Data extracts -
• • • •

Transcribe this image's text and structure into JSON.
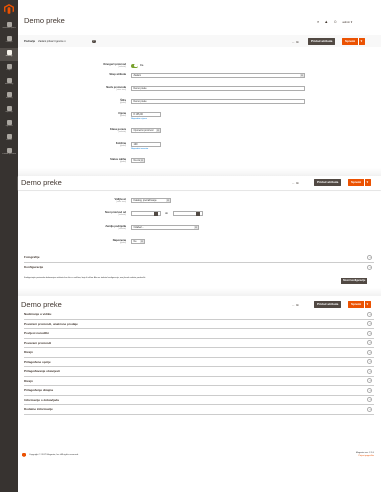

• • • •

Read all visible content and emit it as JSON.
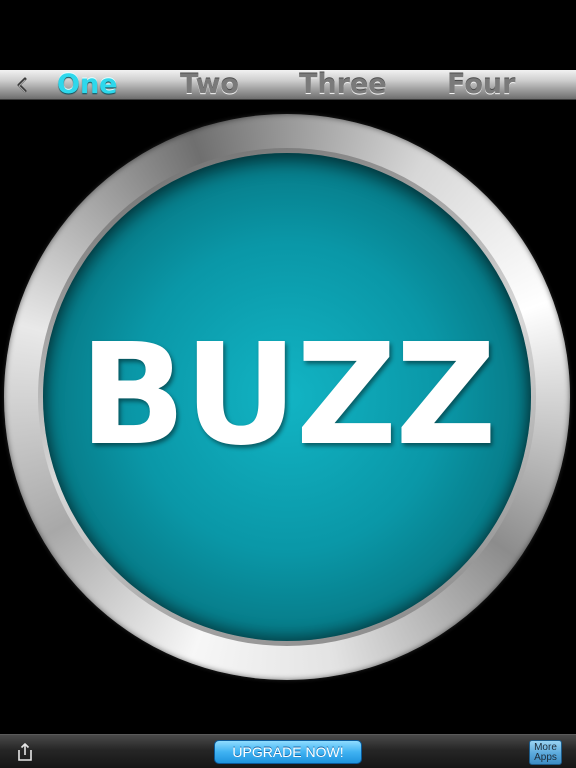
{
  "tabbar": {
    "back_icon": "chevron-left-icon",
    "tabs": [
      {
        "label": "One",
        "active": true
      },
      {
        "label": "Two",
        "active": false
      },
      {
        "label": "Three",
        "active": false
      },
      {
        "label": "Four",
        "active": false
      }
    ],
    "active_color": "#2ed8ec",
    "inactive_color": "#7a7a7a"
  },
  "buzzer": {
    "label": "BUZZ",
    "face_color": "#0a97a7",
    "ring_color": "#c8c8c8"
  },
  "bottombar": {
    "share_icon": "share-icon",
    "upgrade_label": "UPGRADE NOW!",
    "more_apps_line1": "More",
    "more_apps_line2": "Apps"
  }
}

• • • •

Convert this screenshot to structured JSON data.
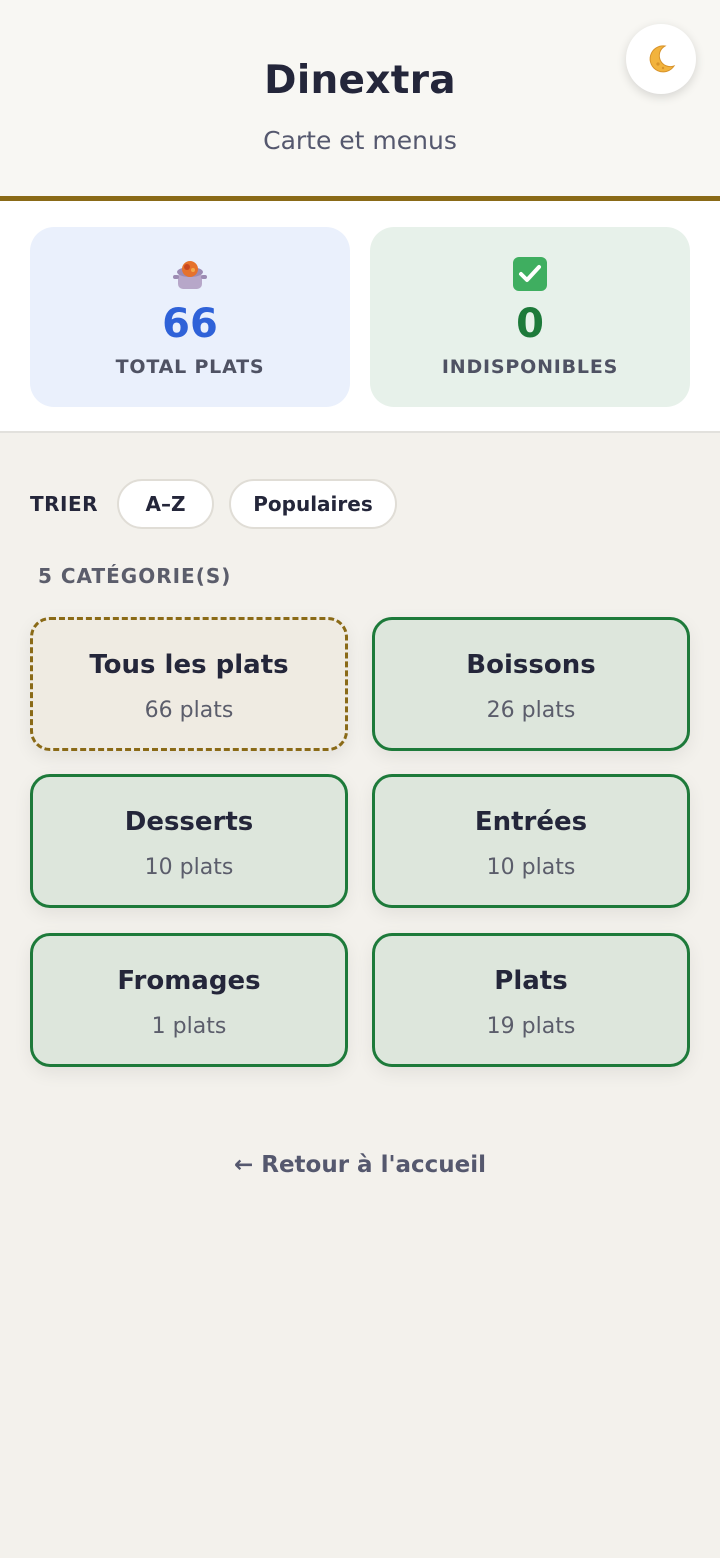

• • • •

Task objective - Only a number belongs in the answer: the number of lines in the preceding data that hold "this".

Response box - 2